LEWISTON — “You can celebrate anything with food,” Qamar Bashir said, watching as her husband, Hassan Adan, got a lesson on barbecue, American style, in her backyard on Saturday while a camera crew and several dozen Somali and American friends buzzed around her.
David Rosenthal, left, is filmed with his "wife," Haley Norman, right, showing Qamar Bashir, center, and her children, Mohamed Mohamud, 12, second from left, and Asha Mohamud, 17, how to make deviled eggs in a pilot for a new reality television series about swapping cultures. Rosenthal and Norman are actors who took the place of an Portland family that backed out at the last moment.
By Andrew Cullen, Staff Writer
Sunday, June 26, 2011
The idea — that people from all cultures and backgrounds can come together over food — is the basis for "Celebrate!," a new reality TV show dreamed up by Courtney MacIsaac, a Portland-based party planner.
Those assembled at Adan and Bashir's house on Jean Street were there to film the show's pilot episode, which follows a simple formula: two families with diverse ethnic backgrounds and traditions get together, then teach each other how to cook and how to party.
On Saturday, Bashir and Adan invited dozens of friends from the local Somali community to come to their house to enjoy a pull-out-all-the-stops American cookout, complete with lobster, clams, grilled chicken and haddock, deviled eggs and corn on the cob.

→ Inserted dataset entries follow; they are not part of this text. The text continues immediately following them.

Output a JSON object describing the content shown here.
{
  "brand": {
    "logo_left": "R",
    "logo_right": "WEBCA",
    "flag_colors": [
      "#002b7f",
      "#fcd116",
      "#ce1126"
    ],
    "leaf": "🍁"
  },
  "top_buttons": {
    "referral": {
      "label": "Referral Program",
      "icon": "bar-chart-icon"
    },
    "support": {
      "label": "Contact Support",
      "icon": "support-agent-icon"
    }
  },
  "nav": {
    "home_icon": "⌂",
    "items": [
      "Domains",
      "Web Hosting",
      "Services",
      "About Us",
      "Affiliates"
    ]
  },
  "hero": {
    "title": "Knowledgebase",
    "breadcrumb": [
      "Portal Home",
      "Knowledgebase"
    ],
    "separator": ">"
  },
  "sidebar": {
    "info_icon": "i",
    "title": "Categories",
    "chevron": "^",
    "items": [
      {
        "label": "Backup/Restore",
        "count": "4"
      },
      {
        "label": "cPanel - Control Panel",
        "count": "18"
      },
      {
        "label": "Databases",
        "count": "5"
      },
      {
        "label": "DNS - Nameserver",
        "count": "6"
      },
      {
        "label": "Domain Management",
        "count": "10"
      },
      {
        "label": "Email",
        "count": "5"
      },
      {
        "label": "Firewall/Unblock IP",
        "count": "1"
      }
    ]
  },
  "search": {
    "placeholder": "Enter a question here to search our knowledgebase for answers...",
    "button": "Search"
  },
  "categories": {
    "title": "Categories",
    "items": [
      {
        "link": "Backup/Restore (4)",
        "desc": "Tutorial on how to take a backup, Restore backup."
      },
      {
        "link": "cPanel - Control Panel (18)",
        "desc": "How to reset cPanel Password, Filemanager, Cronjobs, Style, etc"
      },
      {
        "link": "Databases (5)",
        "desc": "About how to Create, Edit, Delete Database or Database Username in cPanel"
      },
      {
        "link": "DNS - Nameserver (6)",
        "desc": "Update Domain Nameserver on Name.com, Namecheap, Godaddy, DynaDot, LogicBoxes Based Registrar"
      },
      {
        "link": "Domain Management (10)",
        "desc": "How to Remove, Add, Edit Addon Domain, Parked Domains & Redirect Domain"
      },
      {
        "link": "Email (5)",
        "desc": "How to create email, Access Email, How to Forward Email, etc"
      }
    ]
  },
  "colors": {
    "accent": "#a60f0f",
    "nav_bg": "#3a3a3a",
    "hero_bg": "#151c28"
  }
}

The day before, Bashir had cooked a traditional Somali feast, including samosas, a rice dish, doughnut-like buur and a sweet macaroni dish, adriyad tambi, and served it to a gathering of American friends at a house in Portland.
The Somali hosts had never eaten lobster before. Asked if she thought they would like it, Haley Norman, the “American mom” said, “I don't think they'll be afraid to try it. I mean, we tried goat the other day.”
MacIsaac hopes the show, which is still looking for network support, will be educational as well as entertaining. “I've always loved to travel, exploring foods and cultures,” MacIsaac said. The TV show, which focuses on families sharing in the diversity of their communities rather than cross-cultural drama, “is everything I love to do,” MacIsaac said. “It's a good way to show people globally that just because you don't have money to travel, you can still meet new cultures in your own hometown.”
Partnered with Catholic Charities of Maine and the Maine Studios, MacIsaac hopes that the show will find a backer and eventually branch out beyond Maine. “Once we run out of nationalities, we'll move to the rest of the country,” she said.
"Celebrate!" has seen some early interest from networks like the Food Channel and the Travel Channel, MacIsaac said, but the production team has faced some challenges while filming the pilot episode. Originally, producers had cast a family from Portland to pair up with Bashir, Adan and their two children, but when the family backed out last minute, they had to cobble together an “American family” to take their place.
The family that resulted — the crew's make-up artist, Haley Norman, and actor David Rosenthal, both of Portland, as the "mother and father," and real-life neighbors Imogen Webb and Ella Sibole, both of South Portland, as the couple's "daughters" — presents a somewhat awkward arrangement for a pilot billed as “reality,” but most involved agreed that the show will get the point across regardless.
“The experience is completely real either way,” Norman said.
“It is bringing communities together. I'm honored that people would share (their culture) with me,” Rosenthal said.
All it takes is the willingness to reach out to someone else to bridge the culture gap, he said, “and you're friends forever.” He praised his Somali co-stars, saying, “You can tell from their energy how kind they are as soon as you meet them.” They've already made plans to go out for dinner in a few weeks, after shooting for the pilot wraps.
Adan said that their family was interested in participating in the show because of those opportunities. While he works with Americans at his job as a social worker for Catholic Charities in Maine and has invited a few colleagues to his home, he had never thrown a party for such a large group of native Mainers.
“It's an opportunity to meet more people. To get to know each other, instead of just seeing each other on the street,” he said.
“The good thing is people are coming together, enjoying the food, learning traditions,” Bashir said. “You form some bonds with the family.”
Those bonds are increasingly important as Somali and other immigrant communities settle into Lewiston for the long term.
“I think, in a few more years, Lewiston will be a more diverse place," said Tarlan Ahmadov, a Azerbaijani immigrant who supervises Catholic Charity's refugee settlement program in Portland. A show like "Celebrate!" could play an important role in the transformation, he said.
“I think it's important to give not a 'good' picture, but to give a real life picture,” he said.
Watching the film crew focus in on Adan and Rosenthal working the grill together, he said, “It is something that we are feeling we are American.”
“Yes,” Bashir replied. “We are together.”